EVERETT — John Lundin speaks fondly of the device he uses to distill spirits at Bluewater Distilling. He refers to the still as “her” and affectionately pats the hand-hammered copper kettle as he explains its history and how it works.

The newest creation from Bluewater Distilling, Halcyon organic gin, was recently released. The gin joins the distillery’s other spirit, organic vodka.

“We want to create responsibly crafted artisan spirits,” Lundin said.

Part of that is organic certification. The glass bottles are another part. All of the glass is of domestic origin — from Missouri. Lundin said that he could find cheaper glass but likes to support domestic businesses and reduce the impact of transporting bottles. Halcyon gin labels feature an American glass icon, which was created specifically for Bluewater.

Bluewater Distilling also participates in One Percent for the Planet, an organization of businesses worldwide which have pledged one percent of sales to help environmental organizations.

Lundin creates the gin by seeping organic botanicals in the still with alcohol and water. The process is very hands-on, he said. As the heat increases, each botanical flavor comes off at different time. Throughout the process, he monitors the flavor to make sure he’s getting just what he wants. The gin is made in the London dry style, which, Lundin said, probably has 400 years of evolution and perfection. As with all gins, the primary flavor is juniper. But it also includes coriander, lemon, orange, licorice, angelica root, orris root and cassia bark.

The distillery operates out of space on the Everett waterfront, in the same building as Scuttlebutt Brewery. The gin is 92 proof and sells for $34.50, including tax, for a 750-milliliter bottle. The brewery is open Tuesday to Sunday from noon to 7 p.m.

More in Herald Business Journal

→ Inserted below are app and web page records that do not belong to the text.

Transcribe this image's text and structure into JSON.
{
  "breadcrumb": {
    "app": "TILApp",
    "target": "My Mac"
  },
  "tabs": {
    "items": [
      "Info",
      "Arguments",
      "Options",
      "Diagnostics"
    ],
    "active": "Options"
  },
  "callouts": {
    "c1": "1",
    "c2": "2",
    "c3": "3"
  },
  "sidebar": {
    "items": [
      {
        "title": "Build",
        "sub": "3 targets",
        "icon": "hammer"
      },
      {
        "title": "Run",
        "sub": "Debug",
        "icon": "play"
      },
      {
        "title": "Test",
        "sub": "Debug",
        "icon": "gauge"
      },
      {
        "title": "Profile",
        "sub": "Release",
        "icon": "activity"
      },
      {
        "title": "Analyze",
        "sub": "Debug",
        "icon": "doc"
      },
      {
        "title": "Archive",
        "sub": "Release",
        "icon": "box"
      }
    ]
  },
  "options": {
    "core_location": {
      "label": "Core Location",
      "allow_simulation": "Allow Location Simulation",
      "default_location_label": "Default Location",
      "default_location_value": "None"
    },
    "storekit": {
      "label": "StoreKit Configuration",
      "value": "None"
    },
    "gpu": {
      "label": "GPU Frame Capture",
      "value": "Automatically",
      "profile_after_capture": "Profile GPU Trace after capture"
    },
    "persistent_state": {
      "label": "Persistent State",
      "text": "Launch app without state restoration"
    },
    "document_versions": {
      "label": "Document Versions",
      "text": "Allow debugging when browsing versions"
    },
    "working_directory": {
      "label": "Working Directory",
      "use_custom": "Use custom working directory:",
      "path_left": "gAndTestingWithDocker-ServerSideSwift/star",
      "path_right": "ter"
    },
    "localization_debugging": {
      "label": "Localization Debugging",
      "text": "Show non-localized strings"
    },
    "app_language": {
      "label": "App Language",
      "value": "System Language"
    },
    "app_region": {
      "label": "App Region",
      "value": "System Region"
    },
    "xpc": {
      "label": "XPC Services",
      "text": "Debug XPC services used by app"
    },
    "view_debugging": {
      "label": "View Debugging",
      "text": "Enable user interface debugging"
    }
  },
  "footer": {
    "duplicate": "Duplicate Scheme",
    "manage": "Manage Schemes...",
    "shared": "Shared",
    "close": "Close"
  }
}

More business, more competition for Everett kidney dialysis center

Nonprofit Puget Sound Kidney Centers sees large for-profit competitors enter state market.

Suitors, beware: In Seattle, Amazon also brought disruption

The company has grown there from a workforce of about 5,000 to more than 40,000 in 33 buildings.

How the Airbus-Bombardier alliance could squeeze Boeing

“It makes Boeing look like they’ve been playing tic tac toe against a chess master,” says an analyst.

Boeing could help launch orbiting space station for the moon

“We should have a lunar base by now. What the hell has been going on?”

City of Marysville adds HR director

The City of Marysville has hired Bill Kolden as its new human… Continue reading

Economic Alliance to host After Hours event at Clothes for Kids

The next Economic Alliance Snohomish County Business After Hours event is from… Continue reading

Speed Networking planned by Lynnwood Chamber

The next Good Morning, Lynnwood Chamber Speed Networking is from 7:30 to… Continue reading

More self-awareness could help build a better medical system

Marcy Shimada of Edmonds Family Medicine writes the second in a series about fixing our health care system.

Scratch-and-sniff brochures aimed to prevent disaster

Puget Sound Energy has distributed more than a million scratch-and-sniff brochures to… Continue reading

Most Read